→ DATA TO EXAMINE:
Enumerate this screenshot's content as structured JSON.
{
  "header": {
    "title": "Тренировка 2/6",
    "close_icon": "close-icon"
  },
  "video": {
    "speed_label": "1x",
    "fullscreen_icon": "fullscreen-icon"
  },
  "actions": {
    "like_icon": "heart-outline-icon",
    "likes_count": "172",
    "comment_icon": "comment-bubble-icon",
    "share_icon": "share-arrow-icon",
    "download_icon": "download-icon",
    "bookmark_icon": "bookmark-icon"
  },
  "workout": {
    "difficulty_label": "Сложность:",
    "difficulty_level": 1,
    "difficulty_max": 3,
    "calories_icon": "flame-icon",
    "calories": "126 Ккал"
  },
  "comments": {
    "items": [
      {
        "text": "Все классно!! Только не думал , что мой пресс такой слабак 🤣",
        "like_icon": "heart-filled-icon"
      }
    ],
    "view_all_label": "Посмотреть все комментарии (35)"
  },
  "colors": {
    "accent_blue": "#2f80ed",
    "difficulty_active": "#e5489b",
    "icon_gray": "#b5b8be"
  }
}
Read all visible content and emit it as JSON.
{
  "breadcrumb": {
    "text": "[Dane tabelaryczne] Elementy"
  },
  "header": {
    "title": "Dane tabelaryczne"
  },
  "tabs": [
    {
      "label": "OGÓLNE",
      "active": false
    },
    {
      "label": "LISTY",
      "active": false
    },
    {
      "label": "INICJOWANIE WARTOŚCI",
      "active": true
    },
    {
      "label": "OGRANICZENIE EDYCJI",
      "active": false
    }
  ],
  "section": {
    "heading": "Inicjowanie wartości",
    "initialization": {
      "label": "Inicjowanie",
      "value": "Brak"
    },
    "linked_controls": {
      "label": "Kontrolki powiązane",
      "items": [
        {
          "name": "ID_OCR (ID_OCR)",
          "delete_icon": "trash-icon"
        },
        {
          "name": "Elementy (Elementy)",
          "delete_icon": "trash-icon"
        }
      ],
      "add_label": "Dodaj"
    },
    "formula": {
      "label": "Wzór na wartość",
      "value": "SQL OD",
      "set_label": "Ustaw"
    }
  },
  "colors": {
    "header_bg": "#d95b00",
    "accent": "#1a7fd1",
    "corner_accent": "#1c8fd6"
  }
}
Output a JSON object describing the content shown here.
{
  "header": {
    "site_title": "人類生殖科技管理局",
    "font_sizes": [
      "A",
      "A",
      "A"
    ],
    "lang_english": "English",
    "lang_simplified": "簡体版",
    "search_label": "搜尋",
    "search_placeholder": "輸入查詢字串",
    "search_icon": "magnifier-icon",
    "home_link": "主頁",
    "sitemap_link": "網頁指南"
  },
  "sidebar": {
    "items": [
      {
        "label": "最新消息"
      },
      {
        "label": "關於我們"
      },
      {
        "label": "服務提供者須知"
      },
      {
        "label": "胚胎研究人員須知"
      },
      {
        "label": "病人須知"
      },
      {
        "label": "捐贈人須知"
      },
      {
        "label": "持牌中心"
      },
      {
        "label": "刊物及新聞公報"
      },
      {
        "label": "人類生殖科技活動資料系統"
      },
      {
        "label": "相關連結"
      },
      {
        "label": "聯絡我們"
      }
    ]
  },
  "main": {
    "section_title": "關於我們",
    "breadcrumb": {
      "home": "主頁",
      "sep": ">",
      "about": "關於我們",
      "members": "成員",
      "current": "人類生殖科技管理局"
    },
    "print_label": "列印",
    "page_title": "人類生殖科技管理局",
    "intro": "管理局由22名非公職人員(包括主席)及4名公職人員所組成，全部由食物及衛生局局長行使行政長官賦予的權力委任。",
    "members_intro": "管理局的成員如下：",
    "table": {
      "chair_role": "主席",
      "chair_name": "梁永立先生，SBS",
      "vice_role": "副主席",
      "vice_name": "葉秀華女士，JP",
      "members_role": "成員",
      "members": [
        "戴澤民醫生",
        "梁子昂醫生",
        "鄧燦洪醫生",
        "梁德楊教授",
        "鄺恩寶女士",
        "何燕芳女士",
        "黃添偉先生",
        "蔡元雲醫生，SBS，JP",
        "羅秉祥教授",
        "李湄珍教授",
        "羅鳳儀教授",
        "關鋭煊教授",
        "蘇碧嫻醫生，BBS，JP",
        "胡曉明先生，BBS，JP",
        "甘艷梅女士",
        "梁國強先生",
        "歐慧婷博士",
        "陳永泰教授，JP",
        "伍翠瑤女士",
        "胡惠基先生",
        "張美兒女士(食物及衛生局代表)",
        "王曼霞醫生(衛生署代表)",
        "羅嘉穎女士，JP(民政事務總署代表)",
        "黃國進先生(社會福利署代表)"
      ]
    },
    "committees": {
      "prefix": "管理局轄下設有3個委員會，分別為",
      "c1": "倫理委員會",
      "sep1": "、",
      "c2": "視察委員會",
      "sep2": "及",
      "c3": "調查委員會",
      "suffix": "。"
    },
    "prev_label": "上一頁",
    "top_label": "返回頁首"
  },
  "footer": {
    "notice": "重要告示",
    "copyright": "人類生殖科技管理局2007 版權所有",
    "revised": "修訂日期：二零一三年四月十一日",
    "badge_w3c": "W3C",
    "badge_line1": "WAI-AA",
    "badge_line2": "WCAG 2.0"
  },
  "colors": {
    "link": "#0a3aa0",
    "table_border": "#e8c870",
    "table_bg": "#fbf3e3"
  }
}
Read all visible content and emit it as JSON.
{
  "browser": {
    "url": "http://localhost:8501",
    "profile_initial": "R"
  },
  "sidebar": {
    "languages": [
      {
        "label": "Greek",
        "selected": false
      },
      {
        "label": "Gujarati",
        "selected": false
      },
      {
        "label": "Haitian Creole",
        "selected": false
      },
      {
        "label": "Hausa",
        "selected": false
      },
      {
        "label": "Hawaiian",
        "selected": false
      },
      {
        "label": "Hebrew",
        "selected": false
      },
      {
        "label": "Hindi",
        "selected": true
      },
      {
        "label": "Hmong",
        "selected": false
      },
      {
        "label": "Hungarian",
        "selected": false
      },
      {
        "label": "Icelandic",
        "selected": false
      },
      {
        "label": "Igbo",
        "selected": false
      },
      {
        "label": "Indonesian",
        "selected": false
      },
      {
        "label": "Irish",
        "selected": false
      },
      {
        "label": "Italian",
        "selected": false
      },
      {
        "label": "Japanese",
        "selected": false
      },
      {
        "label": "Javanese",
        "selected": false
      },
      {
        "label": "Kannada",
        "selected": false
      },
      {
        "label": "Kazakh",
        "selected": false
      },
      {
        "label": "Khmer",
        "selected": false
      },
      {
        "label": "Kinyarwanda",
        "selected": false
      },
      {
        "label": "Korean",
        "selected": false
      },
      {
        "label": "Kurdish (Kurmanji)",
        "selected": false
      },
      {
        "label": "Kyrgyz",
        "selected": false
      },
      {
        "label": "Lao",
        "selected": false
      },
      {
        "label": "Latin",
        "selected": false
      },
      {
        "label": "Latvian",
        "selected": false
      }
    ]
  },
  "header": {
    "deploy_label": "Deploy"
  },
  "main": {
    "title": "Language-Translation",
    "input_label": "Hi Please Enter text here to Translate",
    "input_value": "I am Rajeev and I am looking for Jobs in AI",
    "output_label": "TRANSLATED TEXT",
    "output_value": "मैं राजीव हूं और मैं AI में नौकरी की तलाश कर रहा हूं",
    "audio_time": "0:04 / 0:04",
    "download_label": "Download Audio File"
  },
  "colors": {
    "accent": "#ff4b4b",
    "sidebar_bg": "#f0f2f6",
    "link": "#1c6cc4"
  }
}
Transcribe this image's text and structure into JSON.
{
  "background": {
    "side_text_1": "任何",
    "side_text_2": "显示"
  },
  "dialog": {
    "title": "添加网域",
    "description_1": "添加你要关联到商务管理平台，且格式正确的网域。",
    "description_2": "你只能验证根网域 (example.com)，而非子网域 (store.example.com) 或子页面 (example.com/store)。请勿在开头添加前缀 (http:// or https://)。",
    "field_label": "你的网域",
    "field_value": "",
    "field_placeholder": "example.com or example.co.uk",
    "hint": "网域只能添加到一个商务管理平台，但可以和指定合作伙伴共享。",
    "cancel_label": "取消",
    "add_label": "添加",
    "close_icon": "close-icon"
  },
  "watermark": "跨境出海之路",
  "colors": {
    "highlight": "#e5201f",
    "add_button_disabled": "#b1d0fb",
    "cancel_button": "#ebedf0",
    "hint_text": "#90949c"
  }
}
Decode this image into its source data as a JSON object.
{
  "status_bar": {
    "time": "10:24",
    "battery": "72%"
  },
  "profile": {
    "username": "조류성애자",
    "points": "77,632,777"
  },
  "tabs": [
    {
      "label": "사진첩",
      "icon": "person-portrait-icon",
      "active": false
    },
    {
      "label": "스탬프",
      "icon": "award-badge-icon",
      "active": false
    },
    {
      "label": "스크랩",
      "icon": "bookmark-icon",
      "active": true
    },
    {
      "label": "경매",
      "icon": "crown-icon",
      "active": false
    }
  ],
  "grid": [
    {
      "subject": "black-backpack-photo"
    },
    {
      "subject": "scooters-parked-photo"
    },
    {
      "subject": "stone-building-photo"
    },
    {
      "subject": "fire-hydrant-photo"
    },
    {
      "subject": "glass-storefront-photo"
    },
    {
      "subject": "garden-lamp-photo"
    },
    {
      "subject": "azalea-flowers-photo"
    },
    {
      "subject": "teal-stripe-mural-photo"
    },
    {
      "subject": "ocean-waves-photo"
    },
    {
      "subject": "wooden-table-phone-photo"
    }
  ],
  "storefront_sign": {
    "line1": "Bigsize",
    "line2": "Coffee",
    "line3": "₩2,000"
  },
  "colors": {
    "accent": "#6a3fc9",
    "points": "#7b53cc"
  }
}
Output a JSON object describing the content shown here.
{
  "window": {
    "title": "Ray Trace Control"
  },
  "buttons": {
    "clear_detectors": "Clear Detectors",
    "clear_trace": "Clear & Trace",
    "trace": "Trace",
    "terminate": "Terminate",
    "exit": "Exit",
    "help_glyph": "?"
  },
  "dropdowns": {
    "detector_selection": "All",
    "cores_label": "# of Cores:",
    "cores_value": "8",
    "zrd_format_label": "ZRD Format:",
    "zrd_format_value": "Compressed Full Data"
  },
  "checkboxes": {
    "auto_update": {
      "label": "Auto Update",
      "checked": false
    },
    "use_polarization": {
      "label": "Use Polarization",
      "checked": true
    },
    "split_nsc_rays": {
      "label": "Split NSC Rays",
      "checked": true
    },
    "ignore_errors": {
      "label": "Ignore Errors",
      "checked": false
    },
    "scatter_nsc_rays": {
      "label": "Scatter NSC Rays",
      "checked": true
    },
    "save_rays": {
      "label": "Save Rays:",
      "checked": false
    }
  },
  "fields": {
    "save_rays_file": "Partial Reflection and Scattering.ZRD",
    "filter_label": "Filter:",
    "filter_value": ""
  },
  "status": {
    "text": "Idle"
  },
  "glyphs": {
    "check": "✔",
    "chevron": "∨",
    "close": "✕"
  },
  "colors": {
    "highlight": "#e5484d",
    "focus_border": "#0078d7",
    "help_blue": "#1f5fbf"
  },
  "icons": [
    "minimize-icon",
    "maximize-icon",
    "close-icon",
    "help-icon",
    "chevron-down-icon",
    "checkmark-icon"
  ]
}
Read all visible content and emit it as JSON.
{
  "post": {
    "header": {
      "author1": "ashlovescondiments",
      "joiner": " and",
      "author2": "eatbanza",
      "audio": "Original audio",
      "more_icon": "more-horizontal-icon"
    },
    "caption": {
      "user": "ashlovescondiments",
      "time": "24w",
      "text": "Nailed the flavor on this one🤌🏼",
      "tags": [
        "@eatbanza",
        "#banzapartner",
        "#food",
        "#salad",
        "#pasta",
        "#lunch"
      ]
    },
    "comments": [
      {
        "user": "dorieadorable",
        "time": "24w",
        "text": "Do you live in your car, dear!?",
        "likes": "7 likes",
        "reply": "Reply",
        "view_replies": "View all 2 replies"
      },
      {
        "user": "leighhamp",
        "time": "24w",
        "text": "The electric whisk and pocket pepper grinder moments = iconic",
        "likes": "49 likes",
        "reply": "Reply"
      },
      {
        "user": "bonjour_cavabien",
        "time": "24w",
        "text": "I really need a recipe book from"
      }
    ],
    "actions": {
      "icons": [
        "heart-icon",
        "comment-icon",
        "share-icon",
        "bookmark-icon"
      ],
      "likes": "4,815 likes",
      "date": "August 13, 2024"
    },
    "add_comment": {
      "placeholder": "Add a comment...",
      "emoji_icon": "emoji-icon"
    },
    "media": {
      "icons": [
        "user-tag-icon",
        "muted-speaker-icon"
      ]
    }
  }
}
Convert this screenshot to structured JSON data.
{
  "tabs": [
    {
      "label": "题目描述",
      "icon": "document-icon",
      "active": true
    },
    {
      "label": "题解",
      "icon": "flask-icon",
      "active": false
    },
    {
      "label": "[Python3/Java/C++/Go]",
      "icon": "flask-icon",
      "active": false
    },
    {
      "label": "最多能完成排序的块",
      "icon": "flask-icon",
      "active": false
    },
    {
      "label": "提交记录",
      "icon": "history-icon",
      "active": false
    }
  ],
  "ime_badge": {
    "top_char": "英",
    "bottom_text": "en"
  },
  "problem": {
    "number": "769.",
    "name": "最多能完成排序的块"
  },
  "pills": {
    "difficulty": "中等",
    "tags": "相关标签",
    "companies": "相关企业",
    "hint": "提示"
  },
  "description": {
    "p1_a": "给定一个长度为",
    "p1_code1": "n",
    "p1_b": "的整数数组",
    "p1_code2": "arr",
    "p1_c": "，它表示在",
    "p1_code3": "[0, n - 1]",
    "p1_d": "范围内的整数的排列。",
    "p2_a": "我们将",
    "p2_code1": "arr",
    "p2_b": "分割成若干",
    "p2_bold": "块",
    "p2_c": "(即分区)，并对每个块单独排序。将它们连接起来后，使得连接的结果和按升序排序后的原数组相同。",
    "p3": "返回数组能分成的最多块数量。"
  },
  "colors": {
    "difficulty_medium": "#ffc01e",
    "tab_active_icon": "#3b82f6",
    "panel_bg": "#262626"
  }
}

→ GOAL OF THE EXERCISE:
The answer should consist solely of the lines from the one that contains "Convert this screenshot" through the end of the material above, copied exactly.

→ EXERCISE ANSWER:
Convert this screenshot to structured JSON data.
{
  "tabs": [
    {
      "label": "题目描述",
      "icon": "document-icon",
      "active": true
    },
    {
      "label": "题解",
      "icon": "flask-icon",
      "active": false
    },
    {
      "label": "[Python3/Java/C++/Go]",
      "icon": "flask-icon",
      "active": false
    },
    {
      "label": "最多能完成排序的块",
      "icon": "flask-icon",
      "active": false
    },
    {
      "label": "提交记录",
      "icon": "history-icon",
      "active": false
    }
  ],
  "ime_badge": {
    "top_char": "英",
    "bottom_text": "en"
  },
  "problem": {
    "number": "769.",
    "name": "最多能完成排序的块"
  },
  "pills": {
    "difficulty": "中等",
    "tags": "相关标签",
    "companies": "相关企业",
    "hint": "提示"
  },
  "description": {
    "p1_a": "给定一个长度为",
    "p1_code1": "n",
    "p1_b": "的整数数组",
    "p1_code2": "arr",
    "p1_c": "，它表示在",
    "p1_code3": "[0, n - 1]",
    "p1_d": "范围内的整数的排列。",
    "p2_a": "我们将",
    "p2_code1": "arr",
    "p2_b": "分割成若干",
    "p2_bold": "块",
    "p2_c": "(即分区)，并对每个块单独排序。将它们连接起来后，使得连接的结果和按升序排序后的原数组相同。",
    "p3": "返回数组能分成的最多块数量。"
  },
  "colors": {
    "difficulty_medium": "#ffc01e",
    "tab_active_icon": "#3b82f6",
    "panel_bg": "#262626"
  }
}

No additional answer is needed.